You’ve heard me mention how concerned I am for Norma (25) and Dodger (estimated early 30s) this winter… Both have aged considerably since the move..
AS an aside, anyone who says emotions don’t play a part in equine health has never watched a pony and a donkey lose their best friend, move, and then suffer pneumonia.
I’m just saying, Norma and Dodger have aged tremendously in the last year – and I am sure emotions triggered by consequence started the onslaught of aging.
SO, I’M TAKING EXTRA SPECIAL CARE
So, I’m taking extra special care of them. I’m hoping that easing the stress of life will turn back the clock a bit.
They both now wear flymasks (I prefer the lighter, black mesh) when the sun is out and also when the moon is full. They both have daily supplement laden buckets at noon and their shelter will be the first to have winterizing. Norma and Dodger have shavings in their shelter, which is cleaned all the time, fresh water, fresh hay and constant monitoring – because I can see them from just about everywhere in the house.

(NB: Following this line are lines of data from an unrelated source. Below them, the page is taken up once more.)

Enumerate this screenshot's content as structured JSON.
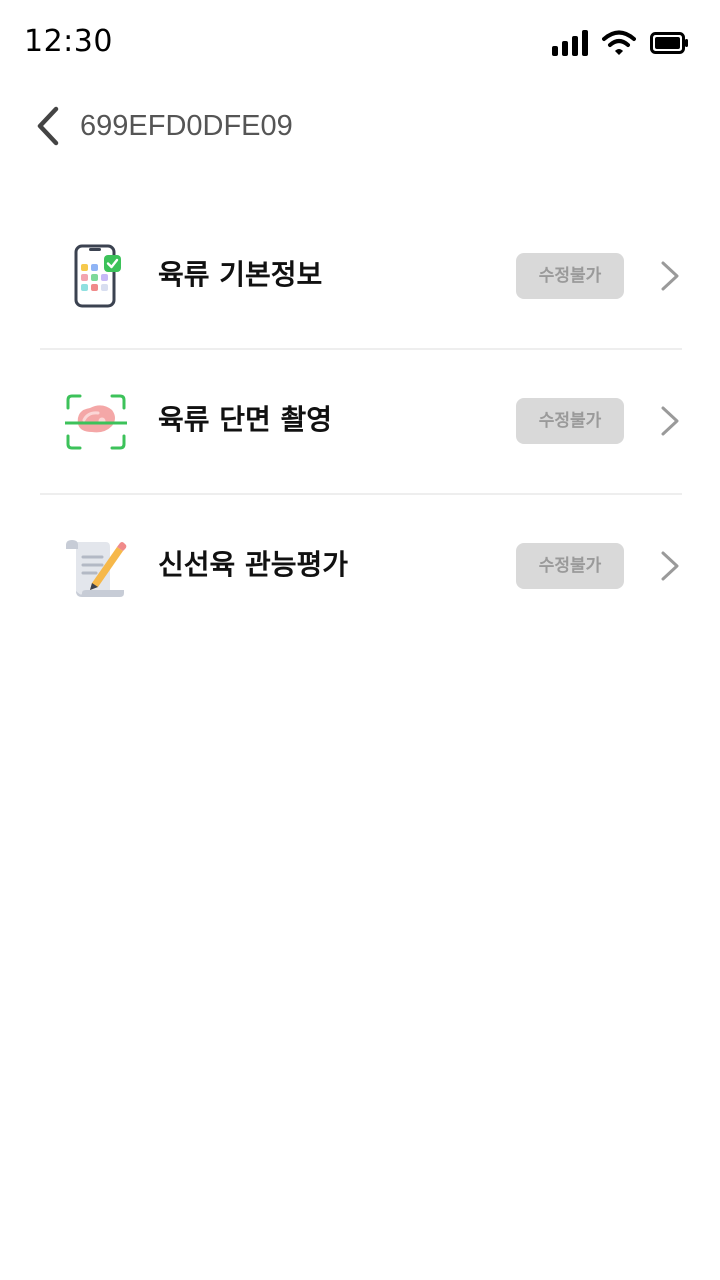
{
  "status_bar": {
    "time": "12:30"
  },
  "header": {
    "title": "699EFD0DFE09"
  },
  "menu": {
    "items": [
      {
        "label": "육류 기본정보",
        "badge": "수정불가",
        "icon": "phone-app-check-icon"
      },
      {
        "label": "육류 단면 촬영",
        "badge": "수정불가",
        "icon": "meat-scan-icon"
      },
      {
        "label": "신선육 관능평가",
        "badge": "수정불가",
        "icon": "evaluation-pencil-icon"
      }
    ]
  },
  "colors": {
    "accent_green": "#3cc25a",
    "badge_bg": "#d9d9d9",
    "badge_text": "#9a9a9a"
  }
}
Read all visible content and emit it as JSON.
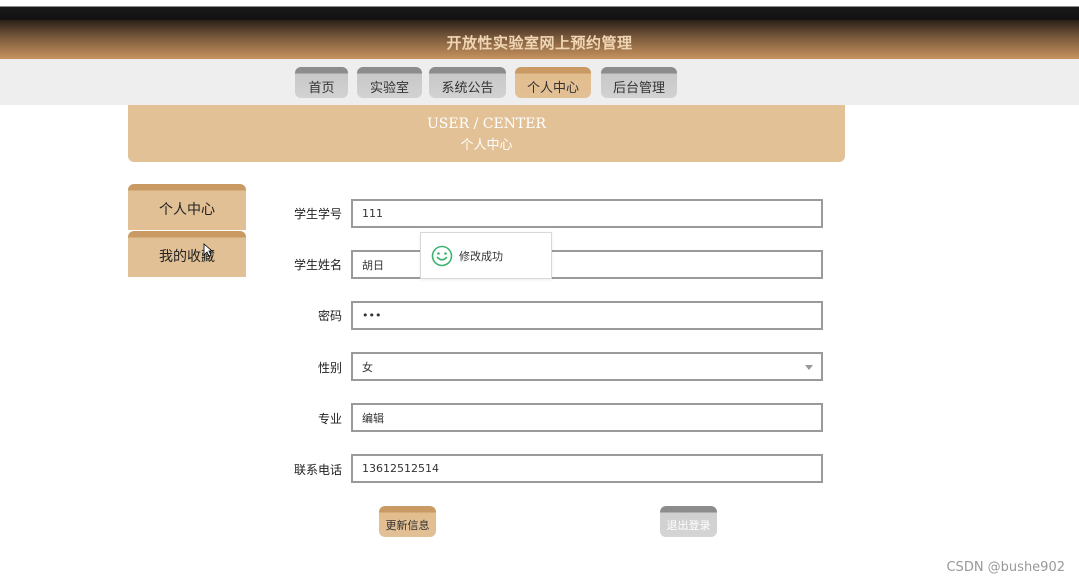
{
  "banner": {
    "title": "开放性实验室网上预约管理"
  },
  "nav": {
    "tabs": [
      {
        "label": "首页"
      },
      {
        "label": "实验室"
      },
      {
        "label": "系统公告"
      },
      {
        "label": "个人中心"
      },
      {
        "label": "后台管理"
      }
    ],
    "active": "个人中心"
  },
  "header": {
    "en": "USER / CENTER",
    "cn": "个人中心"
  },
  "sidebar": {
    "items": [
      {
        "label": "个人中心"
      },
      {
        "label": "我的收藏"
      }
    ]
  },
  "form": {
    "fields": [
      {
        "label": "学生学号",
        "value": "111"
      },
      {
        "label": "学生姓名",
        "value": "胡日"
      },
      {
        "label": "密码",
        "value": "•••"
      },
      {
        "label": "性别",
        "value": "女"
      },
      {
        "label": "专业",
        "value": "编辑"
      },
      {
        "label": "联系电话",
        "value": "13612512514"
      }
    ],
    "update_label": "更新信息",
    "logout_label": "退出登录"
  },
  "toast": {
    "message": "修改成功",
    "icon": "smiley-icon"
  },
  "watermark": "CSDN @bushe902",
  "colors": {
    "accent": "#e2c096",
    "banner_dark": "#2a2018",
    "toast_icon": "#3cb371"
  }
}
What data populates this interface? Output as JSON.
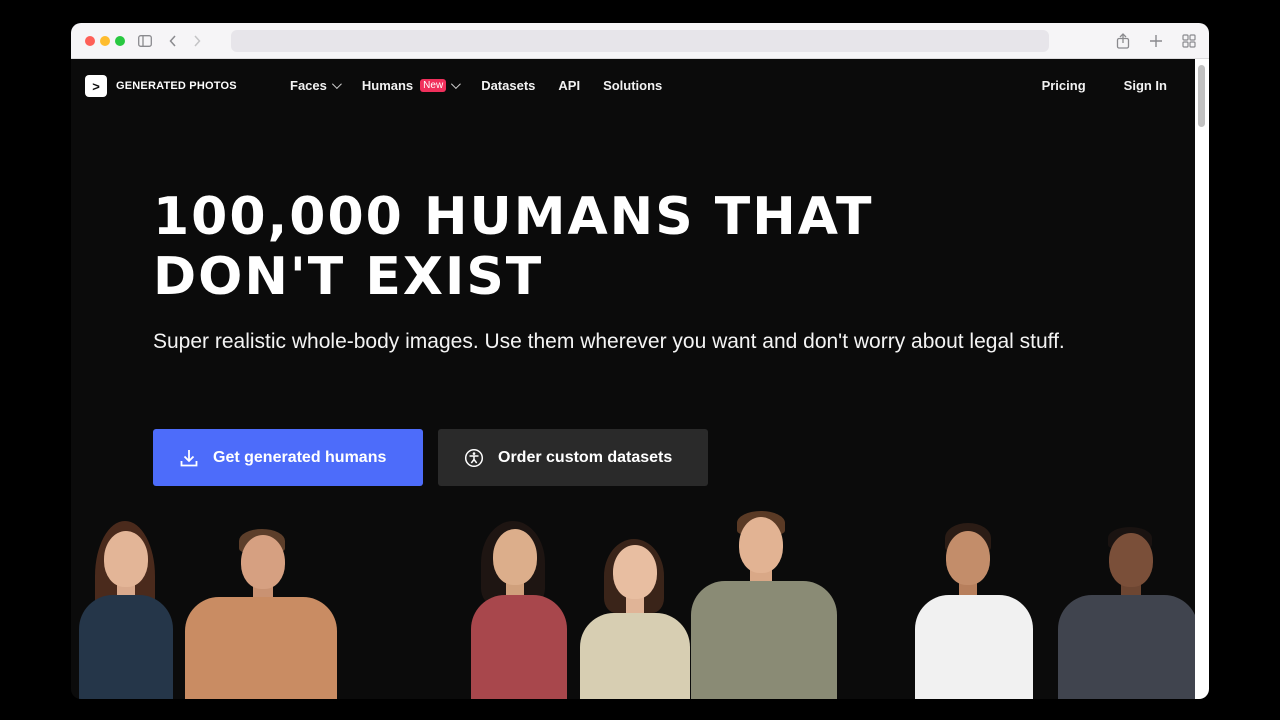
{
  "brand": {
    "name": "GENERATED PHOTOS",
    "logo_glyph": ">"
  },
  "nav": {
    "items": [
      {
        "label": "Faces",
        "has_dropdown": true
      },
      {
        "label": "Humans",
        "badge": "New",
        "has_dropdown": true
      },
      {
        "label": "Datasets"
      },
      {
        "label": "API"
      },
      {
        "label": "Solutions"
      }
    ],
    "right": [
      {
        "label": "Pricing"
      },
      {
        "label": "Sign In"
      }
    ]
  },
  "hero": {
    "title_line1": "100,000 Humans that",
    "title_line2": "don't exist",
    "subtitle": "Super realistic whole-body images. Use them wherever you want and don't worry about legal stuff.",
    "primary_cta": "Get generated humans",
    "secondary_cta": "Order custom datasets"
  },
  "colors": {
    "background": "#0b0b0b",
    "primary": "#4d6cfa",
    "secondary": "#2a2a2a",
    "badge": "#f0305c"
  },
  "icons": {
    "primary_cta": "download-icon",
    "secondary_cta": "accessibility-icon"
  }
}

WHAT I THOUGHT WAS ‘SLOWING DOWN’… IS PROBABLY HEARING LOSS
Still, I noticed that Dodger was a bit off…
You see, he has always been a ladies man and a little too studly for his own good. Last year, when he lived with Annie, I thought it was a good match because she kept him in line… But then I noticed that he wasn’t getting out of her way – when he needed to.
So I separated them.
And then I noticed that he didn’t want to go into the large field anymore… Hmmmm. I decided that it was just too hot down there for him this summer.
The next clue.. Dodger has always stood off to the side when anticipating food. He’d turn his back and walk off to wait… But lately, he was not back turning around as soon as I arrived… I’d call his name, yet he wouldn’t move.
Hmmmmm. I thought he was losing his appetite or maybe just moving more slowly?…
THE AHA! MOMENT
Last week, as I was making repairs on their quarters, I startled Dodger. He practically jumped out of his skin.
–All I did was walk up around his behind while walking across the paddock.
It was then that I knew. “He didn’t hear me.”
He didn’t hear me come over, he didn’t hear me climb through the fence and he didn’t hear me walking behind him.
IMMEDIATE SADNESS THEN “It isn’t so bad…”
I felt so sad for him – and for me. I didn’t want to admit that our days together will be numbered. I didn’t want to admit that Dodger is showing his age. I didn’t want to admit that I may lose him.
But, I have to – in order to take better care.
And besides, he has a best buddy who has ears 5x as big as Dodger’s and can hear EVERYTHING. He lives with mega watt, high powered, sonic-eared Norma!
Norma and I will take care of him.
I just need to adjust.
BODY AND SOUL
So, I’m guessing that he is a little upset about not being able to hear well – which is why he isn’t going into the big field. He feels insecure in the wide open spaces.
Of course, I don’t want him to be nervous as all, so I am now alerting him to my approach by making vibration my new calling card. I step hard on my approach, I rattle the fence boards, I twang the buckets and I clap as I approach – although I don’t think he hears clapping – but the others do and they all look – do he looks, too.
In a way, I think hearing less as one gets older, is a sort of peace. I notice it in my mother. She doesn’t hear well, but doesn’t really care. She hears well enough, and all that insignificant drivel that she misses, probably isn’t worth hearing anyway… although it drives us crazy, she is fine. Nothing rattles her.
Like they say about all deaf trail horses – they don’t spook.
But, knowing this about my little man has touched my heart. I’ve always loved how Dodger protected everyone in his paddock. I’ve always loved how gentle he was with me, how he came in for kisses and gently blew into my face. He is a true gentleman and I adore him.
So, deafness, here we come!
FACEBOOK PAGE FOR THE DEAF HORSE ASSOCIATION.
I looked around on the internet to find articles on deaf horses… pretty much all of them said that testing for deafness is difficult to gauge accurately.
…Well, all you have to do is know a horse and watch. Pretty soon, you’ll figure out if he hears well.
After that, most pages said to put a deaf horse in with a hearing buddy – and get on with it.
So, that’s what we are doing. Except I’m watching myself a bit more while around him.
There is a FB group called THE DEAF HORSE ASSOCIATION.